## Data supplied
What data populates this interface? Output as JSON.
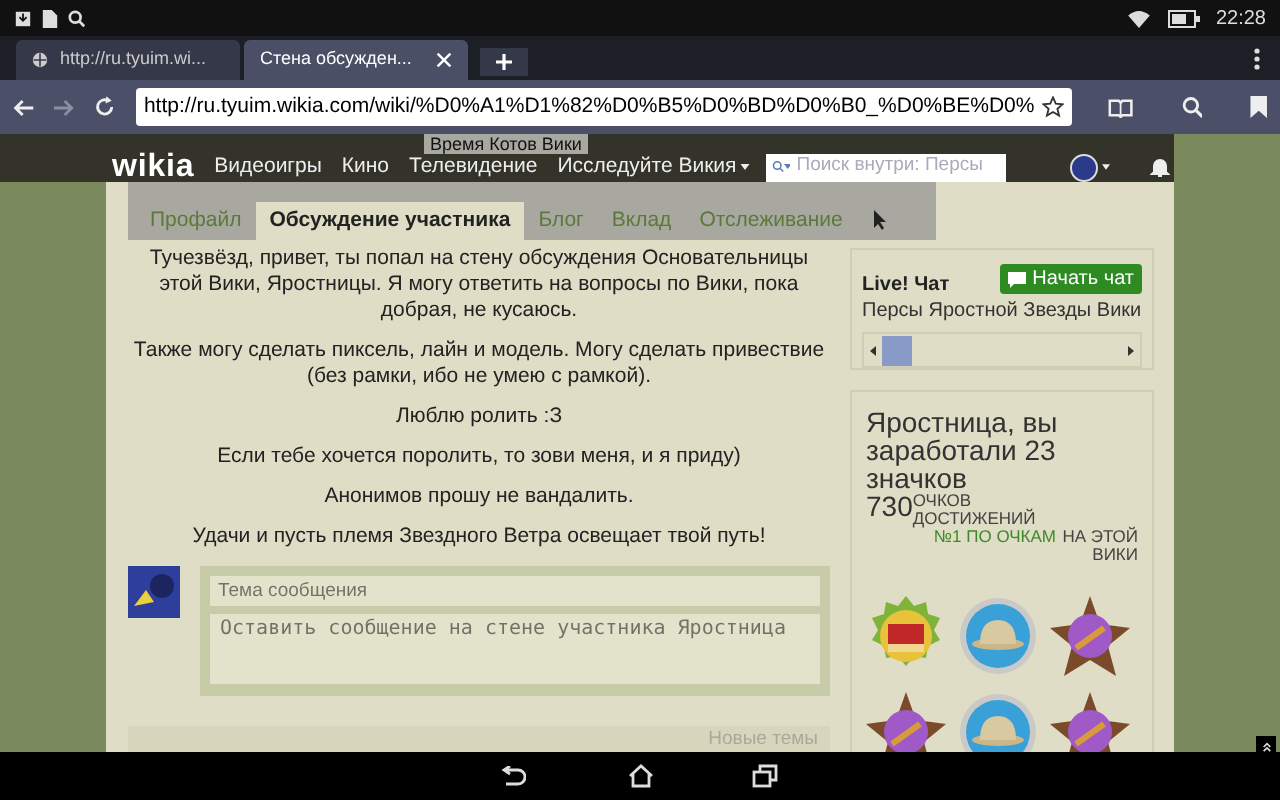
{
  "status_bar": {
    "time": "22:28"
  },
  "browser": {
    "tabs": [
      {
        "title": "http://ru.tyuim.wi...",
        "selected": false
      },
      {
        "title": "Стена обсужден...",
        "selected": true
      }
    ],
    "address": "http://ru.tyuim.wikia.com/wiki/%D0%A1%D1%82%D0%B5%D0%BD%D0%B0_%D0%BE%D0%"
  },
  "wikia_nav": {
    "logo": "wikia",
    "items": [
      "Видеоигры",
      "Кино",
      "Телевидение"
    ],
    "explore": "Исследуйте Викия",
    "search_placeholder": "Поиск внутри: Персы",
    "wiki_title": "Время Котов Вики"
  },
  "profile_tabs": [
    {
      "label": "Профайл",
      "selected": false
    },
    {
      "label": "Обсуждение участника",
      "selected": true
    },
    {
      "label": "Блог",
      "selected": false
    },
    {
      "label": "Вклад",
      "selected": false
    },
    {
      "label": "Отслеживание",
      "selected": false
    }
  ],
  "wall_intro": [
    "Тучезвёзд, привет, ты попал на стену обсуждения Основательницы этой Вики, Яростницы. Я могу ответить на вопросы по Вики, пока добрая, не кусаюсь.",
    "Также могу сделать пиксель, лайн и модель. Могу сделать привествие (без рамки, ибо не умею с рамкой).",
    "Люблю ролить :З",
    "Если тебе хочется поролить, то зови меня, и я приду)",
    "Анонимов прошу не вандалить.",
    "Удачи и пусть племя Звездного Ветра освещает твой путь!"
  ],
  "message_form": {
    "title_placeholder": "Тема сообщения",
    "body_placeholder": "Оставить сообщение на стене участника Яростница"
  },
  "new_topics": "Новые темы",
  "chat": {
    "heading": "Live! Чат",
    "button": "Начать чат",
    "wiki": "Персы Яростной Звезды Вики"
  },
  "achievements": {
    "heading": "Яростница, вы заработали 23 значков",
    "points": "730",
    "points_label": "ОЧКОВ ДОСТИЖЕНИЙ",
    "rank": "№1 ПО ОЧКАМ",
    "rank_scope": "НА ЭТОЙ ВИКИ"
  }
}
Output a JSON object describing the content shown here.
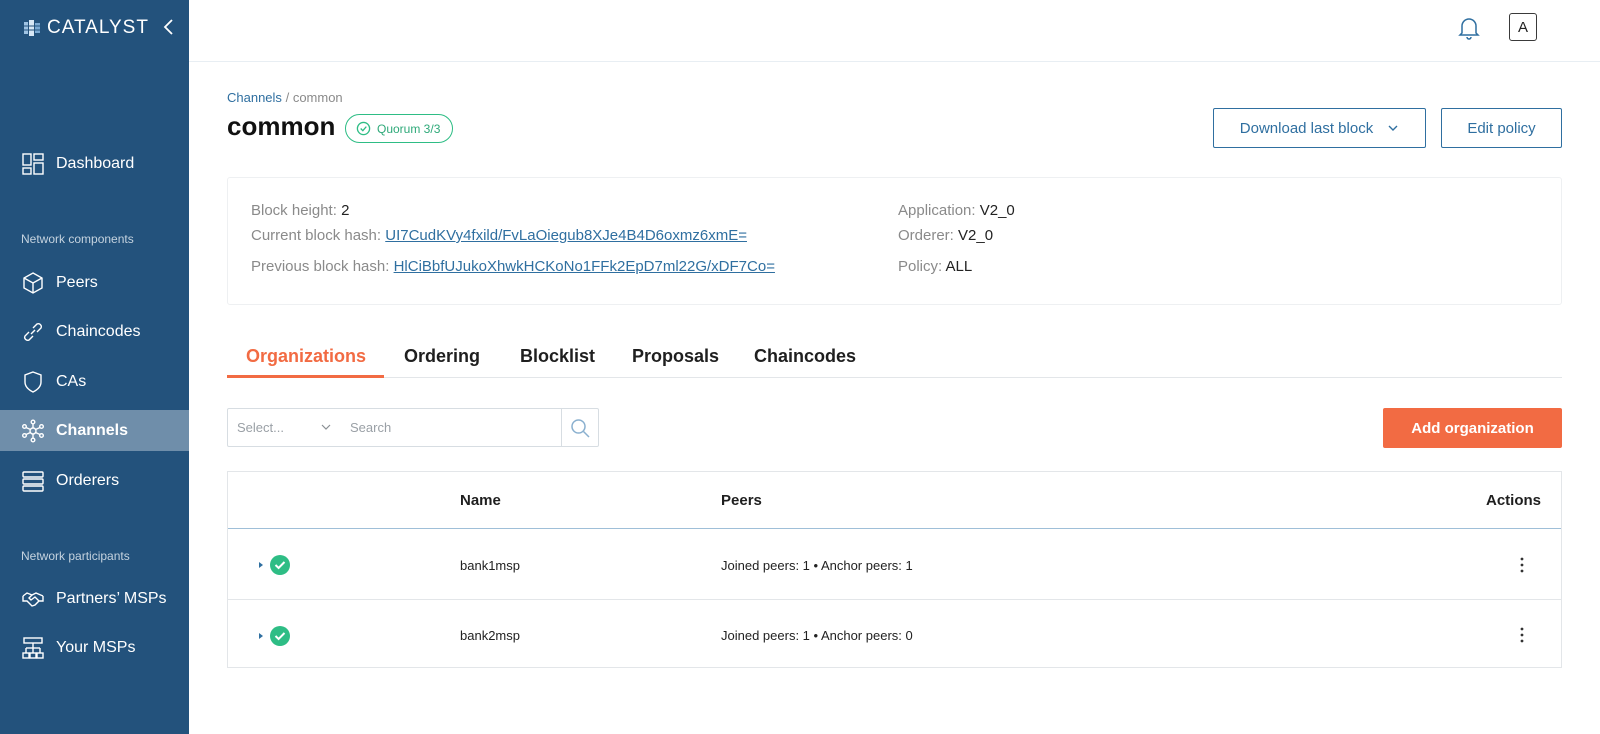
{
  "app": {
    "logo_text": "CATALYST"
  },
  "sidebar": {
    "items": [
      {
        "label": "Dashboard"
      },
      {
        "label": "Peers"
      },
      {
        "label": "Chaincodes"
      },
      {
        "label": "CAs"
      },
      {
        "label": "Channels"
      },
      {
        "label": "Orderers"
      },
      {
        "label": "Partners’ MSPs"
      },
      {
        "label": "Your MSPs"
      }
    ],
    "sections": {
      "network_components": "Network components",
      "network_participants": "Network participants"
    },
    "active_item": "Channels"
  },
  "topbar": {
    "avatar_letter": "A"
  },
  "breadcrumb": {
    "parent": "Channels",
    "separator": "/",
    "current": "common"
  },
  "page": {
    "title": "common",
    "quorum_badge": "Quorum 3/3"
  },
  "actions": {
    "download_label": "Download last block",
    "edit_label": "Edit policy"
  },
  "info": {
    "block_height_label": "Block height:",
    "block_height": "2",
    "current_hash_label": "Current block hash:",
    "current_hash": "UI7CudKVy4fxild/FvLaOiegub8XJe4B4D6oxmz6xmE=",
    "previous_hash_label": "Previous block hash:",
    "previous_hash": "HlCiBbfUJukoXhwkHCKoNo1FFk2EpD7ml22G/xDF7Co=",
    "application_label": "Application:",
    "application": "V2_0",
    "orderer_label": "Orderer:",
    "orderer": "V2_0",
    "policy_label": "Policy:",
    "policy": "ALL"
  },
  "tabs": [
    {
      "label": "Organizations"
    },
    {
      "label": "Ordering"
    },
    {
      "label": "Blocklist"
    },
    {
      "label": "Proposals"
    },
    {
      "label": "Chaincodes"
    }
  ],
  "filters": {
    "select_placeholder": "Select...",
    "search_placeholder": "Search"
  },
  "add_org_label": "Add organization",
  "table": {
    "headers": {
      "name": "Name",
      "peers": "Peers",
      "actions": "Actions"
    },
    "rows": [
      {
        "name": "bank1msp",
        "peers": "Joined peers: 1 • Anchor peers: 1",
        "status": "ok"
      },
      {
        "name": "bank2msp",
        "peers": "Joined peers: 1 • Anchor peers: 0",
        "status": "ok"
      }
    ]
  },
  "colors": {
    "sidebar": "#23527c",
    "sidebar_active": "#6f8eaa",
    "accent": "#f26b43",
    "link": "#2f6fa0",
    "success": "#2ebd85"
  }
}
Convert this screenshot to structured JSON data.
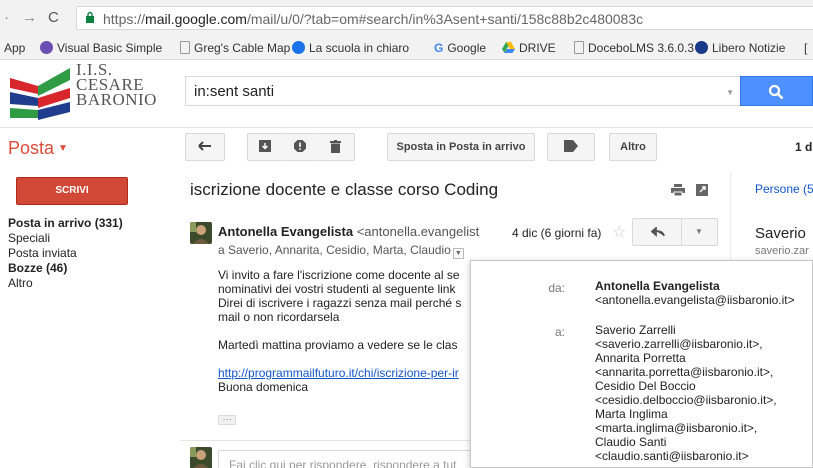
{
  "browser": {
    "url_prefix": "https://",
    "url_host": "mail.google.com",
    "url_path": "/mail/u/0/?tab=om#search/in%3Asent+santi/158c88b2c480083c",
    "bookmarks": [
      {
        "label": "App",
        "color": "#4285f4"
      },
      {
        "label": "Visual Basic Simple",
        "color": "#6b4fb3"
      },
      {
        "label": "Greg's Cable Map",
        "color": "#ffffff"
      },
      {
        "label": "La scuola in chiaro",
        "color": "#1a73e8"
      },
      {
        "label": "Google",
        "color": "#ea4335"
      },
      {
        "label": "DRIVE",
        "color": "#34a853"
      },
      {
        "label": "DoceboLMS 3.6.0.3",
        "color": "#ffffff"
      },
      {
        "label": "Libero Notizie",
        "color": "#1a3a8a"
      },
      {
        "label": "[",
        "color": "#ffffff"
      }
    ]
  },
  "logo": {
    "line1": "I.I.S.",
    "line2": "CESARE",
    "line3": "BARONIO"
  },
  "search": {
    "value": "in:sent santi"
  },
  "toolbar": {
    "app_name": "Posta",
    "move_inbox_label": "Sposta in Posta in arrivo",
    "more_label": "Altro",
    "pager": "1 d"
  },
  "sidebar": {
    "compose_label": "SCRIVI",
    "items": [
      {
        "label": "Posta in arrivo (331)",
        "bold": true
      },
      {
        "label": "Speciali",
        "bold": false
      },
      {
        "label": "Posta inviata",
        "bold": false
      },
      {
        "label": "Bozze (46)",
        "bold": true
      },
      {
        "label": "Altro",
        "bold": false
      }
    ]
  },
  "message": {
    "subject": "iscrizione docente e classe corso Coding",
    "sender_name": "Antonella Evangelista",
    "sender_email_partial": "<antonella.evangelista(",
    "recipients_line": "a Saverio, Annarita, Cesidio, Marta, Claudio",
    "date": "4 dic (6 giorni fa)",
    "body_lines": [
      "Vi invito a fare l'iscrizione come docente al se",
      "nominativi dei vostri studenti  al seguente link",
      "Direi di iscrivere i ragazzi senza mail perché s",
      "mail o non ricordarsela",
      "",
      "Martedì mattina proviamo a vedere se le clas",
      "",
      "http://programmailfuturo.it/chi/iscrizione-per-ir",
      "Buona domenica"
    ],
    "reply_placeholder": "Fai clic qui per rispondere, rispondere a tut"
  },
  "people_panel": {
    "title": "Persone (5",
    "name": "Saverio",
    "email": "saverio.zar"
  },
  "details_popup": {
    "from_label": "da:",
    "from_name": "Antonella Evangelista",
    "from_email": "<antonella.evangelista@iisbaronio.it>",
    "to_label": "a:",
    "to_lines": [
      "Saverio Zarrelli",
      "<saverio.zarrelli@iisbaronio.it>,",
      "Annarita Porretta",
      "<annarita.porretta@iisbaronio.it>,",
      "Cesidio Del Boccio",
      "<cesidio.delboccio@iisbaronio.it>,",
      "Marta Inglima",
      "<marta.inglima@iisbaronio.it>,",
      "Claudio Santi",
      "<claudio.santi@iisbaronio.it>"
    ]
  }
}
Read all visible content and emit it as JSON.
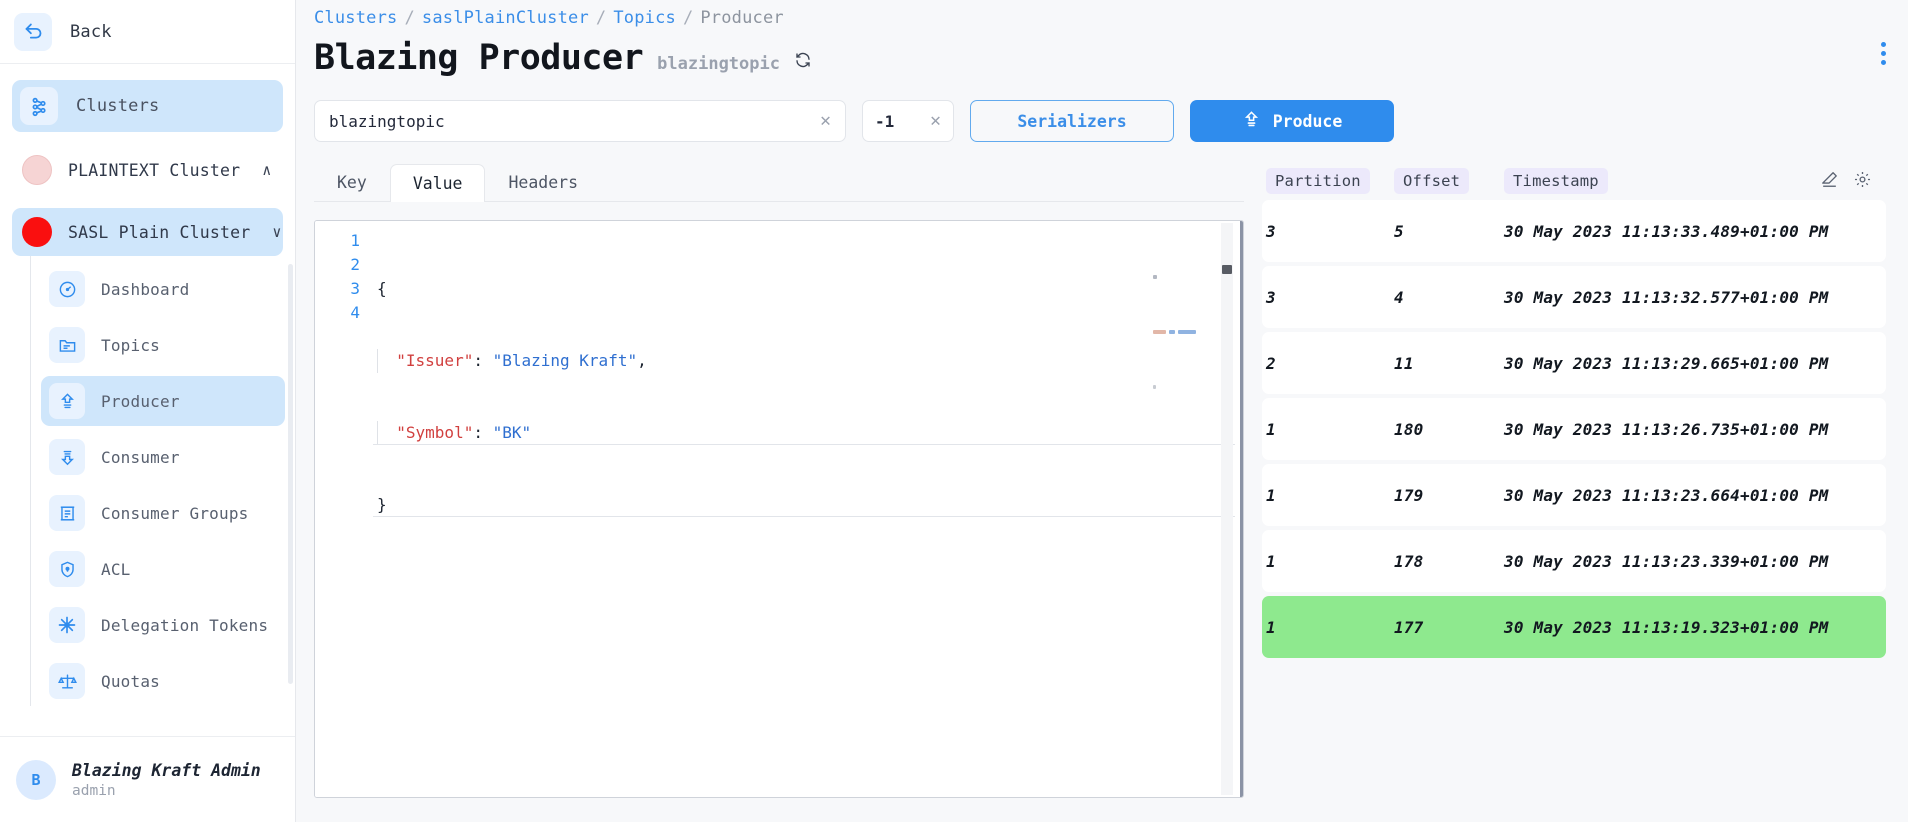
{
  "sidebar": {
    "back": {
      "label": "Back",
      "icon": "back-arrow-icon"
    },
    "clusters": {
      "label": "Clusters",
      "icon": "clusters-icon"
    },
    "cluster_list": [
      {
        "label": "PLAINTEXT Cluster",
        "dot_color": "#f6d4d4",
        "chevron": "∧",
        "active": false
      },
      {
        "label": "SASL Plain Cluster",
        "dot_color": "#fa0f0f",
        "chevron": "∨",
        "active": true
      }
    ],
    "items": [
      {
        "label": "Dashboard",
        "icon": "gauge-icon",
        "active": false
      },
      {
        "label": "Topics",
        "icon": "folder-icon",
        "active": false
      },
      {
        "label": "Producer",
        "icon": "upload-icon",
        "active": true
      },
      {
        "label": "Consumer",
        "icon": "download-icon",
        "active": false
      },
      {
        "label": "Consumer Groups",
        "icon": "list-box-icon",
        "active": false
      },
      {
        "label": "ACL",
        "icon": "shield-lock-icon",
        "active": false
      },
      {
        "label": "Delegation Tokens",
        "icon": "asterisk-icon",
        "active": false
      },
      {
        "label": "Quotas",
        "icon": "scales-icon",
        "active": false
      }
    ],
    "user": {
      "initial": "B",
      "name": "Blazing Kraft Admin",
      "role": "admin"
    }
  },
  "header": {
    "breadcrumb": [
      {
        "label": "Clusters",
        "link": true
      },
      {
        "label": "saslPlainCluster",
        "link": true
      },
      {
        "label": "Topics",
        "link": true
      },
      {
        "label": "Producer",
        "link": false
      }
    ],
    "separator": "/",
    "title": "Blazing Producer",
    "subtitle": "blazingtopic",
    "refresh_icon": "refresh-icon",
    "menu_icon": "kebab-menu-icon"
  },
  "toolbar": {
    "topic": {
      "value": "blazingtopic",
      "placeholder": "Topic",
      "clear_icon": "close-icon"
    },
    "partition": {
      "value": "-1",
      "placeholder": "Partition",
      "clear_icon": "close-icon"
    },
    "serializers_label": "Serializers",
    "produce_label": "Produce",
    "produce_icon": "upload-icon",
    "accent_color": "#2f8ced"
  },
  "editor": {
    "tabs": [
      {
        "label": "Key",
        "active": false
      },
      {
        "label": "Value",
        "active": true
      },
      {
        "label": "Headers",
        "active": false
      }
    ],
    "lines": [
      {
        "no": "1",
        "text": "{"
      },
      {
        "no": "2",
        "text": "  \"Issuer\": \"Blazing Kraft\","
      },
      {
        "no": "3",
        "text": "  \"Symbol\": \"BK\""
      },
      {
        "no": "4",
        "text": "}"
      }
    ],
    "json": {
      "Issuer": "Blazing Kraft",
      "Symbol": "BK"
    }
  },
  "records": {
    "columns": [
      "Partition",
      "Offset",
      "Timestamp"
    ],
    "actions": [
      {
        "icon": "eraser-icon"
      },
      {
        "icon": "gear-icon"
      }
    ],
    "selected_color": "#8ee98e",
    "rows": [
      {
        "partition": "3",
        "offset": "5",
        "timestamp": "30 May 2023 11:13:33.489+01:00 PM",
        "selected": false
      },
      {
        "partition": "3",
        "offset": "4",
        "timestamp": "30 May 2023 11:13:32.577+01:00 PM",
        "selected": false
      },
      {
        "partition": "2",
        "offset": "11",
        "timestamp": "30 May 2023 11:13:29.665+01:00 PM",
        "selected": false
      },
      {
        "partition": "1",
        "offset": "180",
        "timestamp": "30 May 2023 11:13:26.735+01:00 PM",
        "selected": false
      },
      {
        "partition": "1",
        "offset": "179",
        "timestamp": "30 May 2023 11:13:23.664+01:00 PM",
        "selected": false
      },
      {
        "partition": "1",
        "offset": "178",
        "timestamp": "30 May 2023 11:13:23.339+01:00 PM",
        "selected": false
      },
      {
        "partition": "1",
        "offset": "177",
        "timestamp": "30 May 2023 11:13:19.323+01:00 PM",
        "selected": true
      }
    ]
  }
}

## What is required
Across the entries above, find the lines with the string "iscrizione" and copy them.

## Answer space
    "subject": "iscrizione docente e classe corso Coding",
      "Vi invito a fare l'iscrizione come docente al se",
      "http://programmailfuturo.it/chi/iscrizione-per-ir",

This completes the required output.